Professional model Anna Gavva began fighting for models’ rights after one of her colleagues was dismissed by a fashion week organizer last May. The model protested against being asked to work during the hours of the country-wide curfew set in place as a result of the COVID-19 pandemic; and asked the employer to provide her and her colleagues with transportation. Models had encountered problems before, but had been afraid to raise their voices without support from their co-workers. “Several girls decided to jointly protect models’ rights, but we needed to create a platfor,” says Anna, who established and heads the Models’ Trade Union to tackle this issue. “It was quite a difficult thing for us to do, but several organizations offered their help and things got much easier.”
“So, we set up the trade union and decided to hold a press conference and invite designers and Fashion Week organizers to discuss our concerns, but they were not ready for the conversation,” she says, adding that they intensified their efforts and involved respective state institutions, including the labour inspectorate, to inspect several modelling agencies. “Violations were revealed in all the agencies. Now we are awaiting the inspection reports and hope that the situation will improve,” Anna says, noting that constructive dialogue between the parties involved should be continued in order to achieve their goal.
“We didn’t know our rights, and didn’t realize that employers had violated them. Now we’re trying to save young models from going down the same road. We want to help them get the right perception of the existing challenges, know their rights and the situation in the fashion industry, and know how important it is to fight for their rights,” Anna says.
As a result of cooperation with the Georgian Trade Union Confederation (GTUC), the models received funding from the Job Equality: Equal, Inclusive & Safe Work Place in Georgia project funded by the EU, and used the funds to organize a press conference and present their trade union, and recruiting more models to fight for their rights.

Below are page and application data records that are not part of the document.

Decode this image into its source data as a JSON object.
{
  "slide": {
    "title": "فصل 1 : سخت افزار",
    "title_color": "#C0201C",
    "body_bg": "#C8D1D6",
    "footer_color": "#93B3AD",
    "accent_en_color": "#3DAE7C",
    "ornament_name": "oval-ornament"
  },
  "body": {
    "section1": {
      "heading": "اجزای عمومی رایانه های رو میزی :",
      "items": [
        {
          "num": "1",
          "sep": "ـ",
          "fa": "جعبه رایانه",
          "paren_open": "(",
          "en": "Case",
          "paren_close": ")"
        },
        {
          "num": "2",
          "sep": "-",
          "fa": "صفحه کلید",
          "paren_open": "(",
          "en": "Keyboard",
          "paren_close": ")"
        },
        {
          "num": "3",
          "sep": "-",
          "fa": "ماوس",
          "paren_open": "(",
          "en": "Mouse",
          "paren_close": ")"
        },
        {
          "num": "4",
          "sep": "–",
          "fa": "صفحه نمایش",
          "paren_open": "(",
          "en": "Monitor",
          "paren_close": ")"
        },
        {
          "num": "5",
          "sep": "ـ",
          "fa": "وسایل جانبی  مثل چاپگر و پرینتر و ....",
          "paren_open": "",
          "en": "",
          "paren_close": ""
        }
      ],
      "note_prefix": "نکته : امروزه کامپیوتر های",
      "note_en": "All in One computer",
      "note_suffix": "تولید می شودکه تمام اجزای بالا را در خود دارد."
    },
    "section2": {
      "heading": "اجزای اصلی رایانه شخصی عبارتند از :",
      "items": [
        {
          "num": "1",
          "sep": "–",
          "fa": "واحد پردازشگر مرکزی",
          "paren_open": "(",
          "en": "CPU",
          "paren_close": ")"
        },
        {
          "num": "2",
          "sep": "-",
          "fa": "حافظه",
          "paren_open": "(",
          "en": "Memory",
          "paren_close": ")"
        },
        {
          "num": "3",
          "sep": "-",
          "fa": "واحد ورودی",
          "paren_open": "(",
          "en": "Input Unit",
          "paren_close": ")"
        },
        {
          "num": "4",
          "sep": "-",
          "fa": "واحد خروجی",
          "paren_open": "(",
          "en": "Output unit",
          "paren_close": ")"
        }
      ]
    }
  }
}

“I can’t remember any model turning to GTUC before. They never realized they could fight for their rights, but after they learnt about the union, many asked for help in defending their rights,” recalls Raisa Liparteliani, deputy chair of GTUC. According to her, many models had oppressive labor contracts. “Our efforts haven’t been wasted, and employers revised the contracts bringing them in line with the law. The contracts now offer fairer terms and include termination clauses, so that the models can revoke them without being penalized. That’s why dialogue always makes sense, and we expect even more changes in the future,” she adds.
Although employers were disappointed with the courageous acts of Anna and her colleagues, and many agencies refused to cooperate with them, Anna believes that the struggle was worth it and existing problems can be solved through a constructive dialogue. While their opponents prepare for the dialogue, the models plan for raising awareness and inspiring other models to fight for their labor rights.